So how can you pay off your mortgage over 7 years instead of 30? For us it took around 6.5 years and we paid down a $400,000 loan which saved us over $300,000 in interest. To do this in such a short time frame took a lot of discipline and work but after going back over it all I’d say about 99% of it boiled down to doing three things:
1. Set your repayments high and make them automatic. The single biggest thing I learned is to ignore virtually all the “experts” tips and instead focus all your effort on finding all available extra money and pushing that to the mortgage.
I’m not talking about that once off $2,000 bonus or tax return or whatever, I’m talking about looking at your income and setting up an automatic, reoccurring payment to your mortgage that is made up of a sizeable chunk.
Think $1,000, $2,000, $3,000 on top of your normal mortgage payment every fortnight. There are many ways to get this extra money which is something I cover in detail here at Mutilate The Mortgage, but for now I’d just like to focus on the mortgage part.
This extra repayment should also be automatic. With online banking these days it’s super easy to setup Automatic, Extra Mortgage Payments and once it’s done it happens every fortnight without any effort or thought on your part. This is exactly how good finance should be done. Saving huge amounts of interest becomes the default option and you can just get on with living your life instead of worrying about it all.
2. Stay motivated. Find out why you want to pay off your mortgage faster and put that reason in a very visible spot so you never forget it. Then keep reminding yourself of that reason every few months by imagining what that future will look like.
This is critical as although 7 years is much shorter than 30, it’s still seven years that you will have to remain disciplined and keep chipping away at your mortgage. Maybe use that reason as your “transaction description” so you see it each time the money is automatically transferred.
3. Cut costs and increase efficiency. Initially your automatic additional mortgage repayment might only be $200, but after setting it up your main focus should be on finding more available income by cutting costs, earning more income and increasing efficiency.
When you trim or save on your bills, up the amount of your automatic payment. When you get a raise or new job paying more, up the amount of your automatic payment. I encourage most people to strive for pushing 70% of their after tax income towards their mortgage (How Much Extra Should I Pay On My Mortgage?) and a number of people even go further than that.
I know putting 70% of your income towards the mortgage might initially sound ridiculous and impossible but it’s actually quite attainable. Experts always throw lame figures like “5%” or “15%” savings around but you can do better! Much better! We’re past 70% and there are many other examples of people who even get to 80%!
Put Frugal On Pause

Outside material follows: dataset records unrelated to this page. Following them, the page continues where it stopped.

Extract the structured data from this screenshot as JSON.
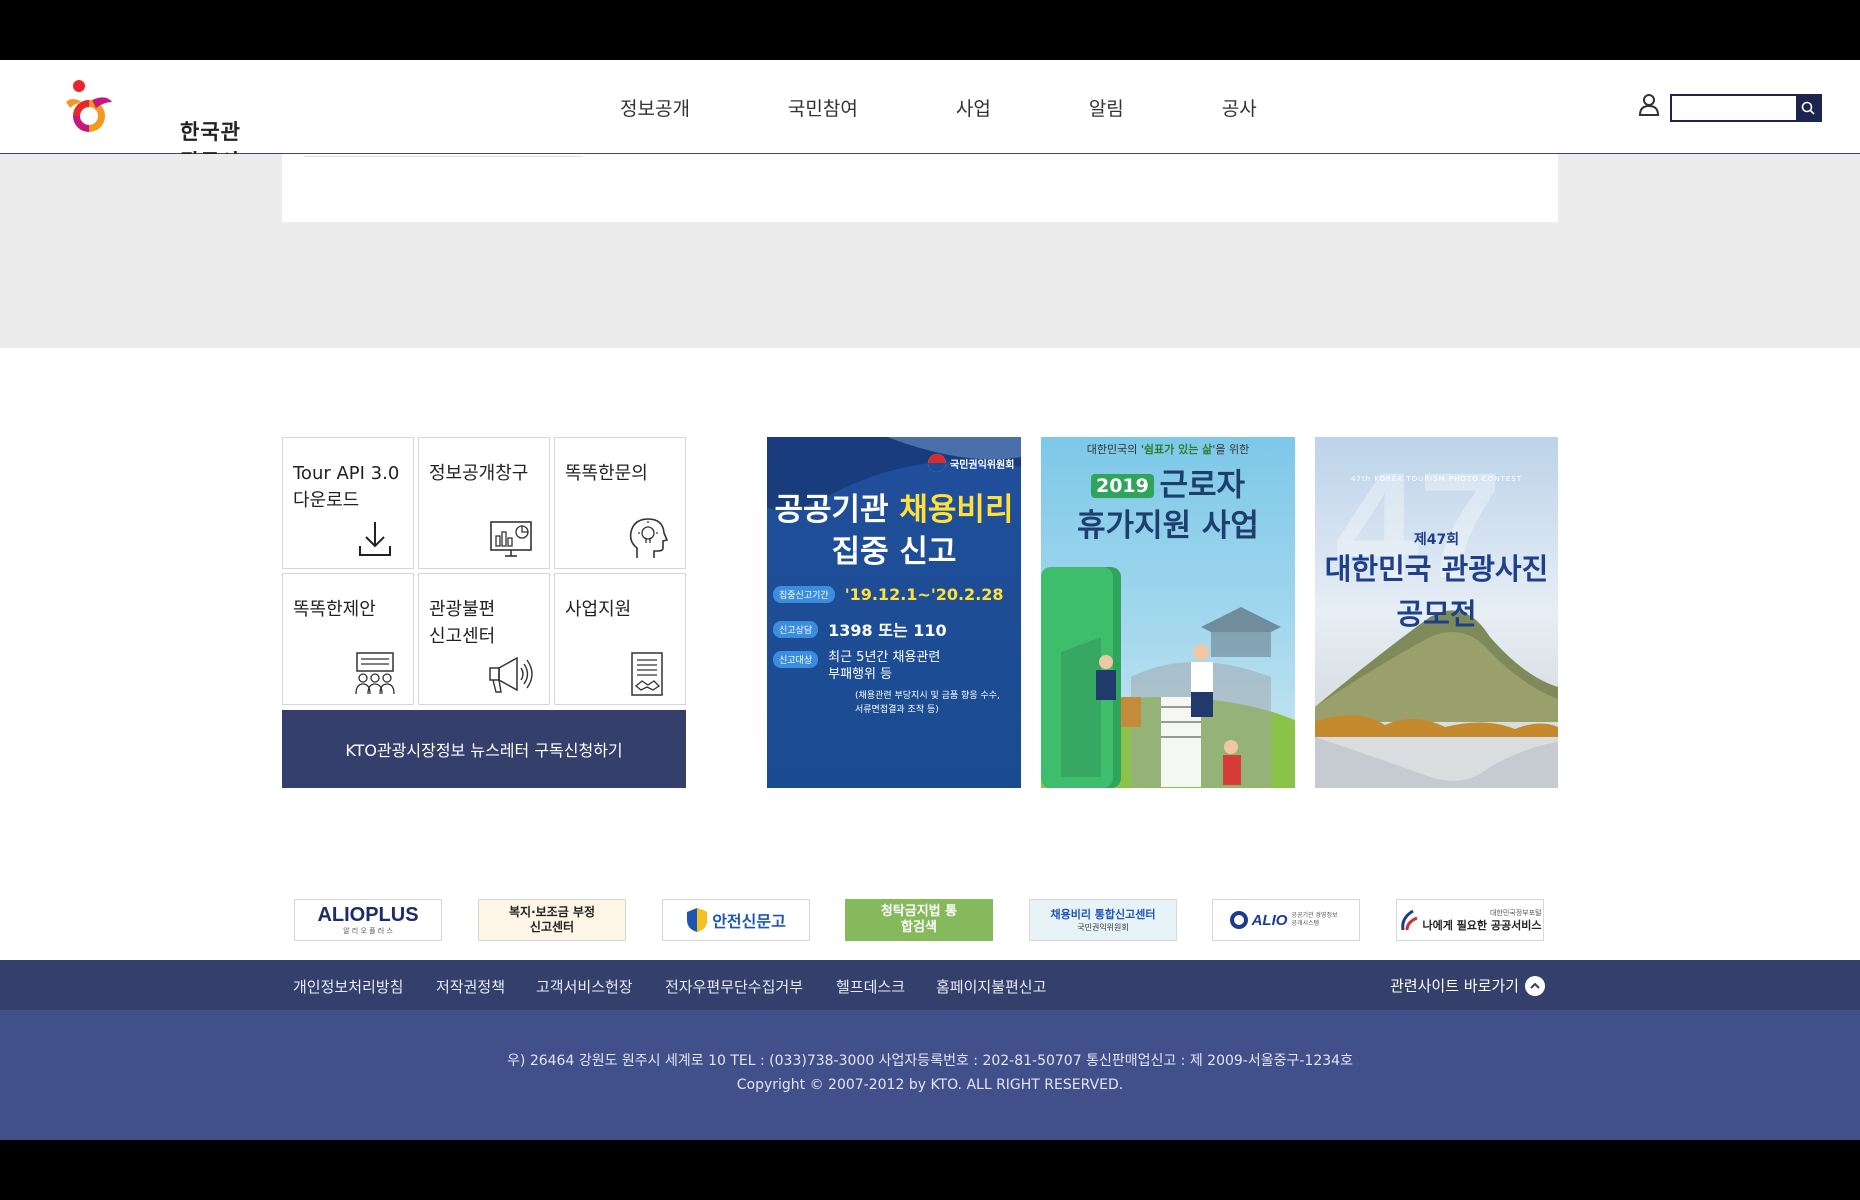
{
  "brand": {
    "name": "한국관광공사"
  },
  "gnb": [
    "정보공개",
    "국민참여",
    "사업",
    "알림",
    "공사"
  ],
  "search": {
    "placeholder": "",
    "value": ""
  },
  "tiles": [
    {
      "label": "Tour API 3.0\n다운로드",
      "icon": "download-icon"
    },
    {
      "label": "정보공개창구",
      "icon": "monitor-chart-icon"
    },
    {
      "label": "똑똑한문의",
      "icon": "head-lightbulb-icon"
    },
    {
      "label": "똑똑한제안",
      "icon": "people-board-icon"
    },
    {
      "label": "관광불편\n신고센터",
      "icon": "megaphone-icon"
    },
    {
      "label": "사업지원",
      "icon": "document-handshake-icon"
    }
  ],
  "newsletter": {
    "label": "KTO관광시장정보 뉴스레터 구독신청하기"
  },
  "banners": {
    "b1": {
      "org": "국민권익위원회",
      "title1a": "공공기관 ",
      "title1b": "채용비리",
      "title2": "집중 신고",
      "rows": [
        {
          "tag": "집중신고기간",
          "text": "'19.12.1~'20.2.28"
        },
        {
          "tag": "신고상담",
          "text": "1398 또는 110"
        },
        {
          "tag": "신고대상",
          "text": "최근 5년간 채용관련\n부패행위 등"
        }
      ],
      "note": "(채용관련 부당지시 및 금품 향응 수수,\n서류면접결과 조작 등)"
    },
    "b2": {
      "sub_pre": "대한민국의 '",
      "sub_em": "쉼표가 있는 삶",
      "sub_post": "'을 위한",
      "year": "2019",
      "title1": "근로자",
      "title2": "휴가지원 사업"
    },
    "b3": {
      "en": "47th KOREA TOURISM PHOTO CONTEST",
      "round": "제47회",
      "title1": "대한민국 관광사진",
      "title2": "공모전"
    }
  },
  "partners": [
    {
      "name": "ALIOPLUS",
      "sub": "알 리 오 플 러 스"
    },
    {
      "name": "복지·보조금 부정 신고센터",
      "sub": ""
    },
    {
      "name": "안전신문고",
      "sub": ""
    },
    {
      "name": "청탁금지법 통합검색",
      "sub": ""
    },
    {
      "name": "채용비리 통합신고센터",
      "sub": "국민권익위원회"
    },
    {
      "name": "ALIO",
      "sub": "공공기관 경영정보 공개시스템"
    },
    {
      "name": "나에게 필요한 공공서비스",
      "sub": "대한민국정부포털"
    }
  ],
  "footer": {
    "links": [
      "개인정보처리방침",
      "저작권정책",
      "고객서비스헌장",
      "전자우편무단수집거부",
      "헬프데스크",
      "홈페이지불편신고"
    ],
    "related": "관련사이트 바로가기",
    "address": "우) 26464 강원도 원주시 세계로 10 TEL : (033)738-3000 사업자등록번호 : 202-81-50707 통신판매업신고 : 제 2009-서울중구-1234호",
    "copyright": "Copyright © 2007-2012 by KTO. ALL RIGHT RESERVED."
  }
}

The important message for today though is that you should make sure you’re addressing your biggest expenses first which is your mortgage. Stop spending all your time worrying about the small things and instead focus your effort on the big, giant elephant in the room first.
A common saying that fits this problem is “penny wise, pound foolish“. Don’t be wise with your cents until you’ve fully analysed and accounted for all your dollars first!

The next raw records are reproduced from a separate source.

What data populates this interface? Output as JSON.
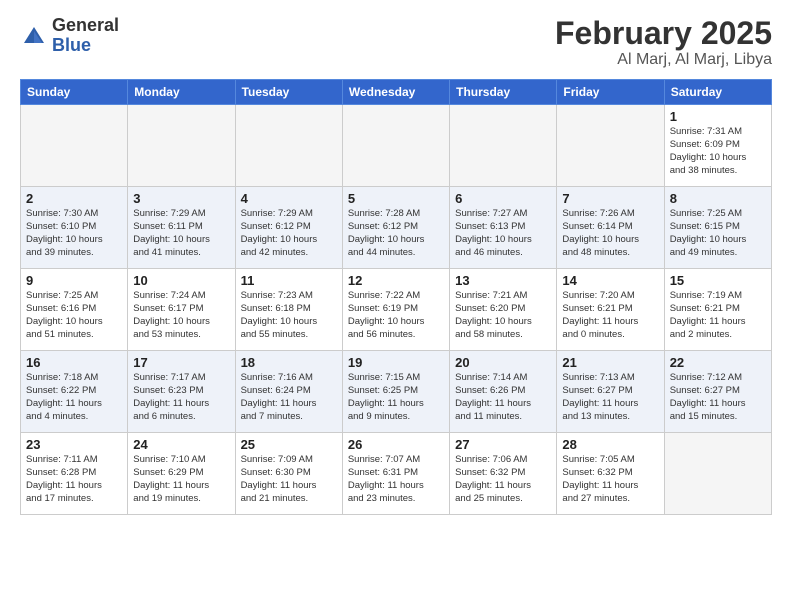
{
  "header": {
    "logo_general": "General",
    "logo_blue": "Blue",
    "month_title": "February 2025",
    "location": "Al Marj, Al Marj, Libya"
  },
  "weekdays": [
    "Sunday",
    "Monday",
    "Tuesday",
    "Wednesday",
    "Thursday",
    "Friday",
    "Saturday"
  ],
  "weeks": [
    [
      {
        "day": "",
        "info": ""
      },
      {
        "day": "",
        "info": ""
      },
      {
        "day": "",
        "info": ""
      },
      {
        "day": "",
        "info": ""
      },
      {
        "day": "",
        "info": ""
      },
      {
        "day": "",
        "info": ""
      },
      {
        "day": "1",
        "info": "Sunrise: 7:31 AM\nSunset: 6:09 PM\nDaylight: 10 hours\nand 38 minutes."
      }
    ],
    [
      {
        "day": "2",
        "info": "Sunrise: 7:30 AM\nSunset: 6:10 PM\nDaylight: 10 hours\nand 39 minutes."
      },
      {
        "day": "3",
        "info": "Sunrise: 7:29 AM\nSunset: 6:11 PM\nDaylight: 10 hours\nand 41 minutes."
      },
      {
        "day": "4",
        "info": "Sunrise: 7:29 AM\nSunset: 6:12 PM\nDaylight: 10 hours\nand 42 minutes."
      },
      {
        "day": "5",
        "info": "Sunrise: 7:28 AM\nSunset: 6:12 PM\nDaylight: 10 hours\nand 44 minutes."
      },
      {
        "day": "6",
        "info": "Sunrise: 7:27 AM\nSunset: 6:13 PM\nDaylight: 10 hours\nand 46 minutes."
      },
      {
        "day": "7",
        "info": "Sunrise: 7:26 AM\nSunset: 6:14 PM\nDaylight: 10 hours\nand 48 minutes."
      },
      {
        "day": "8",
        "info": "Sunrise: 7:25 AM\nSunset: 6:15 PM\nDaylight: 10 hours\nand 49 minutes."
      }
    ],
    [
      {
        "day": "9",
        "info": "Sunrise: 7:25 AM\nSunset: 6:16 PM\nDaylight: 10 hours\nand 51 minutes."
      },
      {
        "day": "10",
        "info": "Sunrise: 7:24 AM\nSunset: 6:17 PM\nDaylight: 10 hours\nand 53 minutes."
      },
      {
        "day": "11",
        "info": "Sunrise: 7:23 AM\nSunset: 6:18 PM\nDaylight: 10 hours\nand 55 minutes."
      },
      {
        "day": "12",
        "info": "Sunrise: 7:22 AM\nSunset: 6:19 PM\nDaylight: 10 hours\nand 56 minutes."
      },
      {
        "day": "13",
        "info": "Sunrise: 7:21 AM\nSunset: 6:20 PM\nDaylight: 10 hours\nand 58 minutes."
      },
      {
        "day": "14",
        "info": "Sunrise: 7:20 AM\nSunset: 6:21 PM\nDaylight: 11 hours\nand 0 minutes."
      },
      {
        "day": "15",
        "info": "Sunrise: 7:19 AM\nSunset: 6:21 PM\nDaylight: 11 hours\nand 2 minutes."
      }
    ],
    [
      {
        "day": "16",
        "info": "Sunrise: 7:18 AM\nSunset: 6:22 PM\nDaylight: 11 hours\nand 4 minutes."
      },
      {
        "day": "17",
        "info": "Sunrise: 7:17 AM\nSunset: 6:23 PM\nDaylight: 11 hours\nand 6 minutes."
      },
      {
        "day": "18",
        "info": "Sunrise: 7:16 AM\nSunset: 6:24 PM\nDaylight: 11 hours\nand 7 minutes."
      },
      {
        "day": "19",
        "info": "Sunrise: 7:15 AM\nSunset: 6:25 PM\nDaylight: 11 hours\nand 9 minutes."
      },
      {
        "day": "20",
        "info": "Sunrise: 7:14 AM\nSunset: 6:26 PM\nDaylight: 11 hours\nand 11 minutes."
      },
      {
        "day": "21",
        "info": "Sunrise: 7:13 AM\nSunset: 6:27 PM\nDaylight: 11 hours\nand 13 minutes."
      },
      {
        "day": "22",
        "info": "Sunrise: 7:12 AM\nSunset: 6:27 PM\nDaylight: 11 hours\nand 15 minutes."
      }
    ],
    [
      {
        "day": "23",
        "info": "Sunrise: 7:11 AM\nSunset: 6:28 PM\nDaylight: 11 hours\nand 17 minutes."
      },
      {
        "day": "24",
        "info": "Sunrise: 7:10 AM\nSunset: 6:29 PM\nDaylight: 11 hours\nand 19 minutes."
      },
      {
        "day": "25",
        "info": "Sunrise: 7:09 AM\nSunset: 6:30 PM\nDaylight: 11 hours\nand 21 minutes."
      },
      {
        "day": "26",
        "info": "Sunrise: 7:07 AM\nSunset: 6:31 PM\nDaylight: 11 hours\nand 23 minutes."
      },
      {
        "day": "27",
        "info": "Sunrise: 7:06 AM\nSunset: 6:32 PM\nDaylight: 11 hours\nand 25 minutes."
      },
      {
        "day": "28",
        "info": "Sunrise: 7:05 AM\nSunset: 6:32 PM\nDaylight: 11 hours\nand 27 minutes."
      },
      {
        "day": "",
        "info": ""
      }
    ]
  ]
}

So are you sweating over the small things and ignoring your mortgage? Why haven’t you addressed the bigger issue yet? Or do you focus on something else instead? Let us know in the comments below!

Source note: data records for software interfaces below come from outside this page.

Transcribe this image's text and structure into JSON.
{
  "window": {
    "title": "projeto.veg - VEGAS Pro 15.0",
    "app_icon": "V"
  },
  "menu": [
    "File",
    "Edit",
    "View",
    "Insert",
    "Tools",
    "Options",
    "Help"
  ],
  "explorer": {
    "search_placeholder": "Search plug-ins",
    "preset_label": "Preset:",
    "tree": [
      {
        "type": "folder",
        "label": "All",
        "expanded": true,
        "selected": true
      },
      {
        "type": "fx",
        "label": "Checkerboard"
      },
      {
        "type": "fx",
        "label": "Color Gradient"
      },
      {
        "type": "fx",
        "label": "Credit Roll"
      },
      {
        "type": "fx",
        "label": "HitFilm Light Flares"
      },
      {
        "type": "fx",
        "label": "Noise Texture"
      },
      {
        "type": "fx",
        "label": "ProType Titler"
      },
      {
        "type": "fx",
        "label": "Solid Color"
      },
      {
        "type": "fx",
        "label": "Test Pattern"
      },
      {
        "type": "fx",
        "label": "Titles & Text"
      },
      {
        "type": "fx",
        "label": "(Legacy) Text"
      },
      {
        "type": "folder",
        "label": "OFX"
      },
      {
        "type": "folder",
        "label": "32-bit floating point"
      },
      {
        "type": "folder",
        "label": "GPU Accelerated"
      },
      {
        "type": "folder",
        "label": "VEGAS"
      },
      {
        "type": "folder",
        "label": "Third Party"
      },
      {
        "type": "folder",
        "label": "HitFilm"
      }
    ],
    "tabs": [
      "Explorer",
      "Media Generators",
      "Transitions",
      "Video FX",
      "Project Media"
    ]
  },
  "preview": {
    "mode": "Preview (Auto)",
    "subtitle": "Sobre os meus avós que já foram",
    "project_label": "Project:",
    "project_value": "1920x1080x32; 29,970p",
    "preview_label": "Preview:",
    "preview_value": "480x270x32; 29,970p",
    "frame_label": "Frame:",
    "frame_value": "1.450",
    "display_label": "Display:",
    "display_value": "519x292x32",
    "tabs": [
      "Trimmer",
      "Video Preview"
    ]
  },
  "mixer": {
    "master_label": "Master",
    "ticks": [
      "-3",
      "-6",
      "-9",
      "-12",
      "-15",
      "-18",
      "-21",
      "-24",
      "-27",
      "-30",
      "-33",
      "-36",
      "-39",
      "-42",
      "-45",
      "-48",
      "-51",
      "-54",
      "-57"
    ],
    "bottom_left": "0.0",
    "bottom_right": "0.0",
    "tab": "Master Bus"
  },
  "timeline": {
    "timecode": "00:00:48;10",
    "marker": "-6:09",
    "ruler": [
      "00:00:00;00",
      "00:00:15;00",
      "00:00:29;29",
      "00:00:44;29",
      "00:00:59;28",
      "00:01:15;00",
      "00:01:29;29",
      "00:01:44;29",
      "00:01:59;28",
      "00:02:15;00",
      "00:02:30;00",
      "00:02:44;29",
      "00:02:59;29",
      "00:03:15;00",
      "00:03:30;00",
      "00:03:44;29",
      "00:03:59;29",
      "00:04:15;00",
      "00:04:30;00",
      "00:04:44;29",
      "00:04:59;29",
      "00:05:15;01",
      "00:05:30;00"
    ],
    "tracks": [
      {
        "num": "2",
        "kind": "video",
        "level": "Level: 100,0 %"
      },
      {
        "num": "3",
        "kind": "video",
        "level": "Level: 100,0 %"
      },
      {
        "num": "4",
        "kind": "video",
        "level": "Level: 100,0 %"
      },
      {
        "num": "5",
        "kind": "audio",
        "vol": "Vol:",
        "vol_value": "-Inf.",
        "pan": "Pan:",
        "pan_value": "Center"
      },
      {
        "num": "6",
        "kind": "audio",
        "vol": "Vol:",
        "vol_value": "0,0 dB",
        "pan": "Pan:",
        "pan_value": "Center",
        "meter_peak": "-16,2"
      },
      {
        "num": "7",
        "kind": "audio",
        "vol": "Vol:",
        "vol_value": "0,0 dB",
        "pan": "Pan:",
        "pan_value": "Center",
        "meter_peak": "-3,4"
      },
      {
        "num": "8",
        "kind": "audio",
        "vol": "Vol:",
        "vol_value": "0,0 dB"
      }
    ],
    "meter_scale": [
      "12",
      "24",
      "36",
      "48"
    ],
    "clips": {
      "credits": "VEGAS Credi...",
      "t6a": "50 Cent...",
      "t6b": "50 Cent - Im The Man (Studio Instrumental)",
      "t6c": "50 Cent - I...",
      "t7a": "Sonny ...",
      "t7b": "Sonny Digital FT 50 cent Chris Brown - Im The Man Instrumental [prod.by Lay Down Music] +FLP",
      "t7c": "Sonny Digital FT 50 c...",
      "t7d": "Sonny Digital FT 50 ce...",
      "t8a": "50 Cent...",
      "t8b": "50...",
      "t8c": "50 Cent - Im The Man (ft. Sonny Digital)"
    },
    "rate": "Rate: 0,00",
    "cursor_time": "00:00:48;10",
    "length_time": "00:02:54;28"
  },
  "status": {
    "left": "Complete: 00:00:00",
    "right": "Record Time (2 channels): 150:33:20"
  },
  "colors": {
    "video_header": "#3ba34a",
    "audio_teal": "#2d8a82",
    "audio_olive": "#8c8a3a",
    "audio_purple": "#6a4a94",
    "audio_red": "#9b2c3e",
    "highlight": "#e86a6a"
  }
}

The benefits include: 1) How to pay off your mortgage faster than 99% of people with one hour a month of work 2) How to get rid of your debt and have the freedom to spend money on the things you love, guilt free 3) Clear outline of how to setup your expenses, mortgage and general finance 4) How offset accounts work and how to get the same result without being gouged by the big banks 5) How to cut through the crap and focus on the things that truly matter when taking down a mortgage 6) How to adjust the strategy so it works for you, even if you have kids, even if you only have one income 7) How to do all of these things and maintain a normal social life (and never be cheap).